= Task =
Copy out every record below exactly as written, but leave out any pictures.

[Saved entries]

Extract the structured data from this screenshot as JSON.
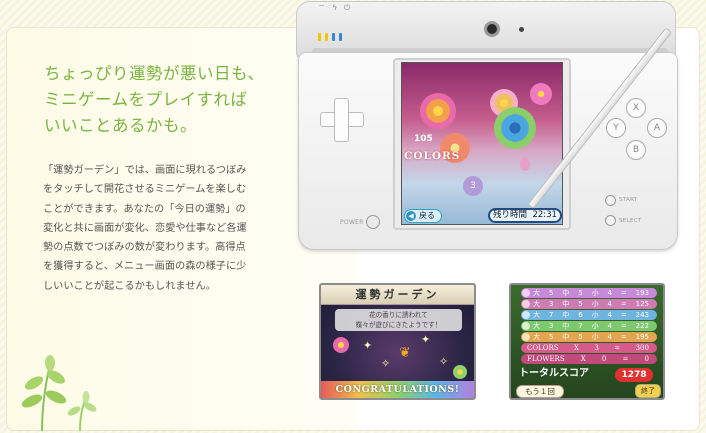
{
  "headline": [
    "ちょっぴり運勢が悪い日も、",
    "ミニゲームをプレイすれば",
    "いいことあるかも。"
  ],
  "body": [
    "「運勢ガーデン」では、画面に現れるつぼみ",
    "をタッチして開花させるミニゲームを楽しむ",
    "ことができます。あなたの「今日の運勢」の",
    "変化と共に画面が変化、恋愛や仕事など各運",
    "勢の点数でつぼみの数が変わります。高得点",
    "を獲得すると、メニュー画面の森の様子に少",
    "しいいことが起こるかもしれません。"
  ],
  "ds": {
    "power_label": "POWER",
    "start_label": "START",
    "select_label": "SELECT",
    "buttons": {
      "x": "X",
      "y": "Y",
      "a": "A",
      "b": "B"
    },
    "status_icons": "⌔ ϟ ⏻"
  },
  "screen": {
    "score": "105",
    "colors_label": "COLORS",
    "bubble": "3",
    "back_label": "戻る",
    "timer_label": "残り時間",
    "timer_value": "22:31"
  },
  "shot1": {
    "title": "運勢ガーデン",
    "message": [
      "花の香りに誘われて",
      "蝶々が遊びにきたようです！"
    ],
    "congrats": "CONGRATULATIONS!"
  },
  "shot2": {
    "rows": [
      {
        "size": "大",
        "a": "5",
        "mid": "中",
        "b": "5",
        "small": "小",
        "c": "4",
        "eq": "=",
        "total": "193"
      },
      {
        "size": "大",
        "a": "3",
        "mid": "中",
        "b": "5",
        "small": "小",
        "c": "4",
        "eq": "=",
        "total": "125"
      },
      {
        "size": "大",
        "a": "7",
        "mid": "中",
        "b": "6",
        "small": "小",
        "c": "4",
        "eq": "=",
        "total": "243"
      },
      {
        "size": "大",
        "a": "3",
        "mid": "中",
        "b": "7",
        "small": "小",
        "c": "4",
        "eq": "=",
        "total": "222"
      },
      {
        "size": "大",
        "a": "5",
        "mid": "中",
        "b": "5",
        "small": "小",
        "c": "4",
        "eq": "=",
        "total": "195"
      }
    ],
    "colors_row": {
      "label": "COLORS",
      "x": "X",
      "n": "3",
      "eq": "=",
      "total": "300"
    },
    "flowers_row": {
      "label": "FLOWERS",
      "x": "X",
      "n": "0",
      "eq": "=",
      "total": "0"
    },
    "total_label": "トータルスコア",
    "total_value": "1278",
    "retry_label": "もう１回",
    "end_label": "終了"
  },
  "colors": {
    "headline": "#7ab440",
    "row_colors": [
      "#c78ad9",
      "#d07ab5",
      "#6fb4de",
      "#7ec86e",
      "#e2a651"
    ]
  }
}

= Task response =
Extract the structured data from this screenshot as JSON.
{
  "headline": [
    "ちょっぴり運勢が悪い日も、",
    "ミニゲームをプレイすれば",
    "いいことあるかも。"
  ],
  "body": [
    "「運勢ガーデン」では、画面に現れるつぼみ",
    "をタッチして開花させるミニゲームを楽しむ",
    "ことができます。あなたの「今日の運勢」の",
    "変化と共に画面が変化、恋愛や仕事など各運",
    "勢の点数でつぼみの数が変わります。高得点",
    "を獲得すると、メニュー画面の森の様子に少",
    "しいいことが起こるかもしれません。"
  ],
  "ds": {
    "power_label": "POWER",
    "start_label": "START",
    "select_label": "SELECT",
    "buttons": {
      "x": "X",
      "y": "Y",
      "a": "A",
      "b": "B"
    },
    "status_icons": "⌔ ϟ ⏻"
  },
  "screen": {
    "score": "105",
    "colors_label": "COLORS",
    "bubble": "3",
    "back_label": "戻る",
    "timer_label": "残り時間",
    "timer_value": "22:31"
  },
  "shot1": {
    "title": "運勢ガーデン",
    "message": [
      "花の香りに誘われて",
      "蝶々が遊びにきたようです！"
    ],
    "congrats": "CONGRATULATIONS!"
  },
  "shot2": {
    "rows": [
      {
        "size": "大",
        "a": "5",
        "mid": "中",
        "b": "5",
        "small": "小",
        "c": "4",
        "eq": "=",
        "total": "193"
      },
      {
        "size": "大",
        "a": "3",
        "mid": "中",
        "b": "5",
        "small": "小",
        "c": "4",
        "eq": "=",
        "total": "125"
      },
      {
        "size": "大",
        "a": "7",
        "mid": "中",
        "b": "6",
        "small": "小",
        "c": "4",
        "eq": "=",
        "total": "243"
      },
      {
        "size": "大",
        "a": "3",
        "mid": "中",
        "b": "7",
        "small": "小",
        "c": "4",
        "eq": "=",
        "total": "222"
      },
      {
        "size": "大",
        "a": "5",
        "mid": "中",
        "b": "5",
        "small": "小",
        "c": "4",
        "eq": "=",
        "total": "195"
      }
    ],
    "colors_row": {
      "label": "COLORS",
      "x": "X",
      "n": "3",
      "eq": "=",
      "total": "300"
    },
    "flowers_row": {
      "label": "FLOWERS",
      "x": "X",
      "n": "0",
      "eq": "=",
      "total": "0"
    },
    "total_label": "トータルスコア",
    "total_value": "1278",
    "retry_label": "もう１回",
    "end_label": "終了"
  },
  "colors": {
    "headline": "#7ab440",
    "row_colors": [
      "#c78ad9",
      "#d07ab5",
      "#6fb4de",
      "#7ec86e",
      "#e2a651"
    ]
  }
}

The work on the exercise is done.